> **Task requirements**
Going line by line through the records below, count those with the word "aliases" and give only the count.

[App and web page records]
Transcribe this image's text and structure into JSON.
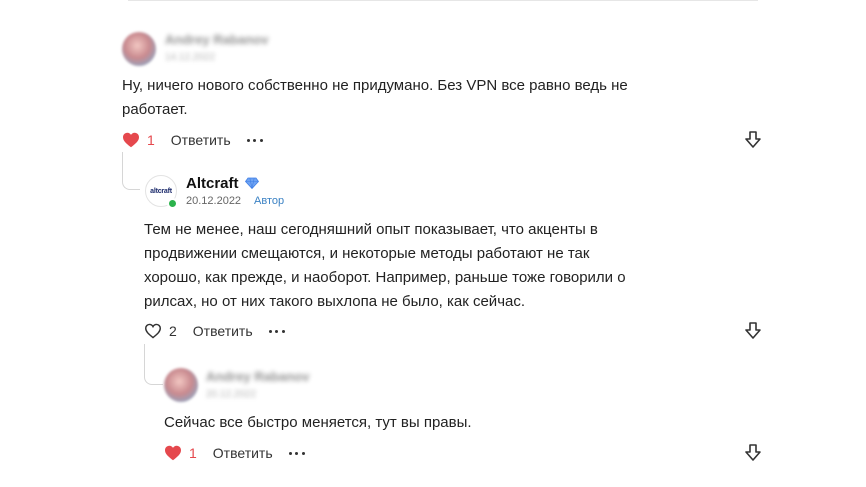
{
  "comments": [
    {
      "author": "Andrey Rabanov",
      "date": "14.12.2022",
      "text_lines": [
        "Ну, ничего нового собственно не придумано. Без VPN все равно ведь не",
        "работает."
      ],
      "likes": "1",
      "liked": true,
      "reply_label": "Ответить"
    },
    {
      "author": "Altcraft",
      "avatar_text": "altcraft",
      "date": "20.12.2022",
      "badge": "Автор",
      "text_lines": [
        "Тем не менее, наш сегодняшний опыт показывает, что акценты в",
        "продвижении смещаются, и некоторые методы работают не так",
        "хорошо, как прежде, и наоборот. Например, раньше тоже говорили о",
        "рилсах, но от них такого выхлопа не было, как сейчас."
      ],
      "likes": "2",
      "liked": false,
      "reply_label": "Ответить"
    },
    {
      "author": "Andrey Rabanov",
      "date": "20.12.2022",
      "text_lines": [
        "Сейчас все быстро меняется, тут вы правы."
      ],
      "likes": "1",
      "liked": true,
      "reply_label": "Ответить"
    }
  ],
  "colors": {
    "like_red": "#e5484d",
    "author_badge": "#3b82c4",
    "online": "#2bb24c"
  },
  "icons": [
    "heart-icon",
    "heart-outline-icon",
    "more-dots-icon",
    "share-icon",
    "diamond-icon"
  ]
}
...
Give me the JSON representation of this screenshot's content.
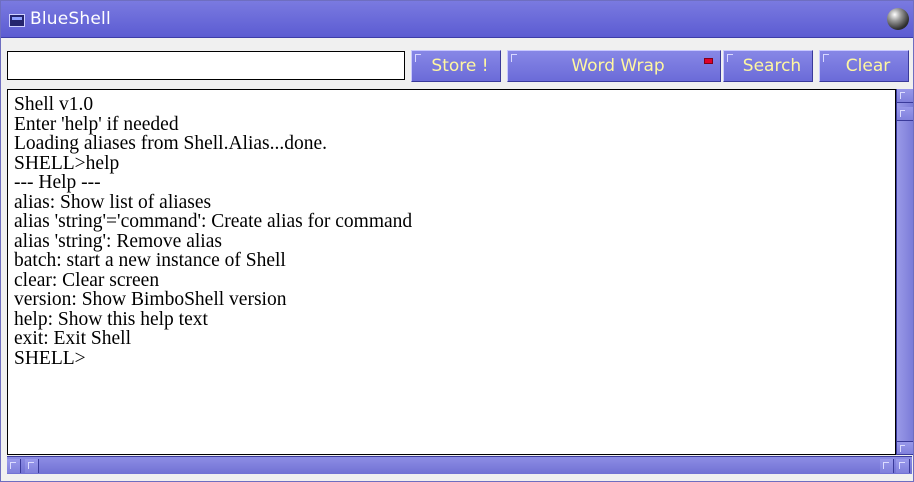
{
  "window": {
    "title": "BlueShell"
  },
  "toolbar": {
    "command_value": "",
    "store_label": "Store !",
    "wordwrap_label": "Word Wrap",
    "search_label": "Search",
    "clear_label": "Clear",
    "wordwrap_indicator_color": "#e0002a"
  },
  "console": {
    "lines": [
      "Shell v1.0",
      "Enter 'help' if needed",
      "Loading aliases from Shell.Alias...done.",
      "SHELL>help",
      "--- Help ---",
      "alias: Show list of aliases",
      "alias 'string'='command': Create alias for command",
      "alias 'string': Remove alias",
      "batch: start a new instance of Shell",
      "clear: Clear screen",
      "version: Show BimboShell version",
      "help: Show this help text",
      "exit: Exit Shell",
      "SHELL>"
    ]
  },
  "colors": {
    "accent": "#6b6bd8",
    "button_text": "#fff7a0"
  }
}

> **The answer**
2